→ **WORK INSTRUCTIONS**:
Write out the lines starting at the one that holds "Read all visible content and emit it as JSON." and ending with the final line of the data, exactly and with no others.

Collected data
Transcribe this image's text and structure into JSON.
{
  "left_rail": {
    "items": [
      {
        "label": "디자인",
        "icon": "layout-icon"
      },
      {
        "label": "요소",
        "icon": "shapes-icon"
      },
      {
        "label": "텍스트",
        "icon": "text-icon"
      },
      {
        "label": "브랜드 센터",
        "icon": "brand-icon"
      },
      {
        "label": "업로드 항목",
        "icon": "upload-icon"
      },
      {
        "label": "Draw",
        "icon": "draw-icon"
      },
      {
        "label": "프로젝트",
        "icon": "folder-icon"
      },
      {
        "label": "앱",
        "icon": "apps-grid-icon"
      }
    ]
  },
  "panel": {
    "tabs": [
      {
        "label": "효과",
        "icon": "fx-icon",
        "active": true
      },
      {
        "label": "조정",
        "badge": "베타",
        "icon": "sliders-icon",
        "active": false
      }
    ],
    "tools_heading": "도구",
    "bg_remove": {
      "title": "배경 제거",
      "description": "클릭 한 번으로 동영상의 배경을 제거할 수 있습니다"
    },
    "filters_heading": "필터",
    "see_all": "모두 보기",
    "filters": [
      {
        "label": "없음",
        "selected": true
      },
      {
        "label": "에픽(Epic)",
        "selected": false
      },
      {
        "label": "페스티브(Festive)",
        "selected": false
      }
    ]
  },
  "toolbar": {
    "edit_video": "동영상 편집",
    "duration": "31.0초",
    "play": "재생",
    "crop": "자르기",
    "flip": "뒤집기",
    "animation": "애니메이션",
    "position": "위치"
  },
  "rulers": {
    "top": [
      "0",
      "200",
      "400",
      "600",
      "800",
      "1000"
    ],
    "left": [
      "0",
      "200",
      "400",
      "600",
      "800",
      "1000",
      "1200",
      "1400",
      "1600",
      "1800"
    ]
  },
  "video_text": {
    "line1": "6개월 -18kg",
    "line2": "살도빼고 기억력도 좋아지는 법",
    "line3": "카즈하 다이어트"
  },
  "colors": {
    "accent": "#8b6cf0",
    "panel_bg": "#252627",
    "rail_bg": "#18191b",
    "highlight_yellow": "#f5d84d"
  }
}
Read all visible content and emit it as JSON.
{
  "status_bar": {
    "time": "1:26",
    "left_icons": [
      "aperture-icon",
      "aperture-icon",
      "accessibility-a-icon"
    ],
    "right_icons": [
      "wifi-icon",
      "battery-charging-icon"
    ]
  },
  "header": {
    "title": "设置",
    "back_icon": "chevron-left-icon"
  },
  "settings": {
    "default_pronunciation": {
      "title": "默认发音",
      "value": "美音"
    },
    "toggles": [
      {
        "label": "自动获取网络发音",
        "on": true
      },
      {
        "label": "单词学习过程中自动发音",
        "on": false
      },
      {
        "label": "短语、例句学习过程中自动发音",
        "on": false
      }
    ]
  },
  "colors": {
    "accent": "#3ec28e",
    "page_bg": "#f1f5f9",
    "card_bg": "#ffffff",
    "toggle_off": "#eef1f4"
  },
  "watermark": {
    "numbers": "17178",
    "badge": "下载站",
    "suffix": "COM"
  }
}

→ **ANSWER FOR THIS EXERCISE**:
Read all visible content and emit it as JSON.
{
  "status_bar": {
    "time": "1:26",
    "left_icons": [
      "aperture-icon",
      "aperture-icon",
      "accessibility-a-icon"
    ],
    "right_icons": [
      "wifi-icon",
      "battery-charging-icon"
    ]
  },
  "header": {
    "title": "设置",
    "back_icon": "chevron-left-icon"
  },
  "settings": {
    "default_pronunciation": {
      "title": "默认发音",
      "value": "美音"
    },
    "toggles": [
      {
        "label": "自动获取网络发音",
        "on": true
      },
      {
        "label": "单词学习过程中自动发音",
        "on": false
      },
      {
        "label": "短语、例句学习过程中自动发音",
        "on": false
      }
    ]
  },
  "colors": {
    "accent": "#3ec28e",
    "page_bg": "#f1f5f9",
    "card_bg": "#ffffff",
    "toggle_off": "#eef1f4"
  },
  "watermark": {
    "numbers": "17178",
    "badge": "下载站",
    "suffix": "COM"
  }
}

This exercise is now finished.